=== Exercise prompt ===
Nothing should be left out: write out the whole listing exactly.

=== Dataset extract ===

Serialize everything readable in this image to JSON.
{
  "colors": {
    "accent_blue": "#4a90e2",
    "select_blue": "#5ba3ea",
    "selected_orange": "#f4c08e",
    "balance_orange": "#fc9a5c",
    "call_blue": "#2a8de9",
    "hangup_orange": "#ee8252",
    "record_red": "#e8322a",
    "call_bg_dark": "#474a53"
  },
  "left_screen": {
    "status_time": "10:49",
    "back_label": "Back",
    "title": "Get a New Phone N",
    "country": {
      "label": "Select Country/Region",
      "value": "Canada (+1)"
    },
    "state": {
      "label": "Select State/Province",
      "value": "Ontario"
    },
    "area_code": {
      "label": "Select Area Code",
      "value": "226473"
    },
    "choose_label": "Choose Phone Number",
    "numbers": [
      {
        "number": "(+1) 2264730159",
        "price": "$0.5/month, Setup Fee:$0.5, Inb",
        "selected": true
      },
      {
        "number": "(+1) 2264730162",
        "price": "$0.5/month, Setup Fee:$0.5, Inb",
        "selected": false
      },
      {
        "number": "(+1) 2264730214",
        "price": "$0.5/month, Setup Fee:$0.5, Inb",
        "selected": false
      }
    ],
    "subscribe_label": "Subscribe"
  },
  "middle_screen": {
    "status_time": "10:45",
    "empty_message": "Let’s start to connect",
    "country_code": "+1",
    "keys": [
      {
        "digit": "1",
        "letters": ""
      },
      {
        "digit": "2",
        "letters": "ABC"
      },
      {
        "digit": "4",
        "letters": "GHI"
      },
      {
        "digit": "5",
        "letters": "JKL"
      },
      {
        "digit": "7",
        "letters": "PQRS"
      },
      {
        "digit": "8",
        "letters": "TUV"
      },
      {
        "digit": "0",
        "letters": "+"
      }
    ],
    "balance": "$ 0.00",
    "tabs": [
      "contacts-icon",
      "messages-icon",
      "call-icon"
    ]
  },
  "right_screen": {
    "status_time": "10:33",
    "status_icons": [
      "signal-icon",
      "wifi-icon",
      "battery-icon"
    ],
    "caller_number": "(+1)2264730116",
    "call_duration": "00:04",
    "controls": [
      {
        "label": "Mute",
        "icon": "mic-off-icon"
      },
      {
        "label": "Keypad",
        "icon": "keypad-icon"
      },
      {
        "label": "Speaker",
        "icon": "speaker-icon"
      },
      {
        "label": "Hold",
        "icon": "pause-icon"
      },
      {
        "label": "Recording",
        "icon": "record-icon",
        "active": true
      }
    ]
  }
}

=== Reply to the task ===
Serialize everything readable in this image to JSON.
{
  "colors": {
    "accent_blue": "#4a90e2",
    "select_blue": "#5ba3ea",
    "selected_orange": "#f4c08e",
    "balance_orange": "#fc9a5c",
    "call_blue": "#2a8de9",
    "hangup_orange": "#ee8252",
    "record_red": "#e8322a",
    "call_bg_dark": "#474a53"
  },
  "left_screen": {
    "status_time": "10:49",
    "back_label": "Back",
    "title": "Get a New Phone N",
    "country": {
      "label": "Select Country/Region",
      "value": "Canada (+1)"
    },
    "state": {
      "label": "Select State/Province",
      "value": "Ontario"
    },
    "area_code": {
      "label": "Select Area Code",
      "value": "226473"
    },
    "choose_label": "Choose Phone Number",
    "numbers": [
      {
        "number": "(+1) 2264730159",
        "price": "$0.5/month, Setup Fee:$0.5, Inb",
        "selected": true
      },
      {
        "number": "(+1) 2264730162",
        "price": "$0.5/month, Setup Fee:$0.5, Inb",
        "selected": false
      },
      {
        "number": "(+1) 2264730214",
        "price": "$0.5/month, Setup Fee:$0.5, Inb",
        "selected": false
      }
    ],
    "subscribe_label": "Subscribe"
  },
  "middle_screen": {
    "status_time": "10:45",
    "empty_message": "Let’s start to connect",
    "country_code": "+1",
    "keys": [
      {
        "digit": "1",
        "letters": ""
      },
      {
        "digit": "2",
        "letters": "ABC"
      },
      {
        "digit": "4",
        "letters": "GHI"
      },
      {
        "digit": "5",
        "letters": "JKL"
      },
      {
        "digit": "7",
        "letters": "PQRS"
      },
      {
        "digit": "8",
        "letters": "TUV"
      },
      {
        "digit": "0",
        "letters": "+"
      }
    ],
    "balance": "$ 0.00",
    "tabs": [
      "contacts-icon",
      "messages-icon",
      "call-icon"
    ]
  },
  "right_screen": {
    "status_time": "10:33",
    "status_icons": [
      "signal-icon",
      "wifi-icon",
      "battery-icon"
    ],
    "caller_number": "(+1)2264730116",
    "call_duration": "00:04",
    "controls": [
      {
        "label": "Mute",
        "icon": "mic-off-icon"
      },
      {
        "label": "Keypad",
        "icon": "keypad-icon"
      },
      {
        "label": "Speaker",
        "icon": "speaker-icon"
      },
      {
        "label": "Hold",
        "icon": "pause-icon"
      },
      {
        "label": "Recording",
        "icon": "record-icon",
        "active": true
      }
    ]
  }
}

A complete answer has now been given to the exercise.